We continued with the theme of seafood, this time with Venus Clams (or Fa Gaap 花甲 in Cantonese), which are surely local and came into prime season at this time of year.  The clams came in decent size and got great umami flavor, and served with homemade tofu, Chinese celery puree and topped with a deep-fried shiso leaf. The tofu got nice firm texture but I thought it could do with slightly more flavor, or rather, use yuba (tofu skin) instead of the whole bloc of tofu to introduce the clean soy taste to accompany the nice sweet clams. Ume, or Japanese plum, was said to be used in the dish but to me it was hardly noticeable. And I did regret turning down the option of adding caviar on top - that rich umami flavor would have completed the dish nicely. 

Our main course was turbot. In the center of the dish was a piece of fish fillet, grilled and topped with "ratatouille" with a twist. The ingredients of the traditional vegetable stew were cut into fine brunoise and slow-cooked in oil along with crumbled soybeans, similar to the classic Sichuan "Dau So Yue" 豆酥魚. On the side was fermented endive rolled with cucumber jelly for the hint of acidity, plus the creamiest parsnip puree and the bouncy gnocchi for the textures (and colors with the gnocchi dough infused with spinach and beetroot). That was my favorite dish of the afternoon both in terms of taste and originality. 

The last course was souffle with blackberry ice-cream served on the side. The souffle was prepared gluten-free with rice flour used and that lightened up the texture somewhat. I also liked the white sesame and macadamia added in for the mild nutty flavor. Ending the meal was another fancy display of bite-sized sweets, including the warm madeleines baked with Da Hong Pao tea, the much-celebrated black tea from Fujian known for the hint of orchid aroma. 

Not knowing the menu in advance, I brought two bottles blind to match. Couldn't go wrong with the champagne to start, showing plenty of youthfulness with sweet lemon and apples and plenty of minerals. I thought the burgundy red was a safe choice - while not perfectly matched but it did work decently well with our main course with the rich "ratatouille" toppings. Medium bodied, good intensity for a village wine, violet bouquet, mildly fruity with some black fruit characters and plum on the palate. 

The meal and place certainly lived up to the hype of being OOAK, and for the unique dining experience (plus the feeling of travelling somewhere without setting foot out of Hong Kong), it was quite something. 

When? January 15 2022
Where? OOAK, somewhere in Hong Kong
Menu Highlights? The Sea - Turbot, "Ratatouille", Fermented Endive, Cucumber, Parsnip, Gnocchi
Champagne Vouette et Sorbee Cuvee Fidele Brut Nature NV (Disgorged 2018)
2017 Domaine de la Vougeraie Chambolle-Musigny

Wednesday, February 2, 2022

Gin-Cantonese Pairing

I got to give them credits for being creative – a Chinese degustation dinner where gin is the theme.
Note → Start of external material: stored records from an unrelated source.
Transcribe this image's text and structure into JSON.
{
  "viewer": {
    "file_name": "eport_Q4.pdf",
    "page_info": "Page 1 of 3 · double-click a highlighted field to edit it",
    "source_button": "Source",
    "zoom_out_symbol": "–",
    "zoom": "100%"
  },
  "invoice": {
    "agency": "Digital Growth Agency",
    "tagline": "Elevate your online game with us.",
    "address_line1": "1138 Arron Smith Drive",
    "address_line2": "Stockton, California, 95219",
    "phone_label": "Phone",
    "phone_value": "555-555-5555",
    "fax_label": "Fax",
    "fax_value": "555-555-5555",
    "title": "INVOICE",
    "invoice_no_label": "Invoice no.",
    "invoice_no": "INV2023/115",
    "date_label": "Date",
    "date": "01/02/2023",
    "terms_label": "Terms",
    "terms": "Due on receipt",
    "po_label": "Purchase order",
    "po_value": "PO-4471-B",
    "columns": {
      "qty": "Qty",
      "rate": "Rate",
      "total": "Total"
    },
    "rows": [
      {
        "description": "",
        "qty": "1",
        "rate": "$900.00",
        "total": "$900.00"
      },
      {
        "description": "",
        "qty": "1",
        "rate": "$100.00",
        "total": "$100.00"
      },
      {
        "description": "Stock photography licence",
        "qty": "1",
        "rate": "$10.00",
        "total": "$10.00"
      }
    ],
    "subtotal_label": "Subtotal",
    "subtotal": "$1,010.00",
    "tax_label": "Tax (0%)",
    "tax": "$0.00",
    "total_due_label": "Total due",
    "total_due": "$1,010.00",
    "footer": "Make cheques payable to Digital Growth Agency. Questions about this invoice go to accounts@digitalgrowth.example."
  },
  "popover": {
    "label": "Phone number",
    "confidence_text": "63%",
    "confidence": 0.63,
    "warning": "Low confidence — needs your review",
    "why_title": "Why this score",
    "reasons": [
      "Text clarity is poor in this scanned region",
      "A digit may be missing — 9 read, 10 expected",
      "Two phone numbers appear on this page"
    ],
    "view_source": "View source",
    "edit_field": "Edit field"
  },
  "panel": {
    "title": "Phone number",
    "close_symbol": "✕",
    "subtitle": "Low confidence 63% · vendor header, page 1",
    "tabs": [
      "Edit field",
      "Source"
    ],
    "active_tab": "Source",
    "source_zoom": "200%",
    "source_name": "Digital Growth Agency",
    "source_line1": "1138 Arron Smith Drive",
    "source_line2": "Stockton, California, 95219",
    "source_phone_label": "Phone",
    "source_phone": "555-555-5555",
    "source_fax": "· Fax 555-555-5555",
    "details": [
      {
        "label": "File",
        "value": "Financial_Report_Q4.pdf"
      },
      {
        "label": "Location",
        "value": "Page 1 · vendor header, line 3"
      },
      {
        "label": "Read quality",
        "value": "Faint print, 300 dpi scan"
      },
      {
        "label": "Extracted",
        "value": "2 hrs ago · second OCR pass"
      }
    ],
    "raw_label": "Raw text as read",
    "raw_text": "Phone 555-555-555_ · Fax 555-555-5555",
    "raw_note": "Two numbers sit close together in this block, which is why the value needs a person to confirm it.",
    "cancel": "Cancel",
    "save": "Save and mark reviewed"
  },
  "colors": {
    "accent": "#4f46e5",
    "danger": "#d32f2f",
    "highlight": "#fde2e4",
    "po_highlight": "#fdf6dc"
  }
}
With dining restrictions still looming because of COVID, one has to think of new ways to lure customers back to the dining table and in this case, I sure was curious enough to give it a shot at Conrad Hong Kong when Chef Wan of Golden Leaf collaborated with the local gin distillery Two Moons for some dishes prepared using their products.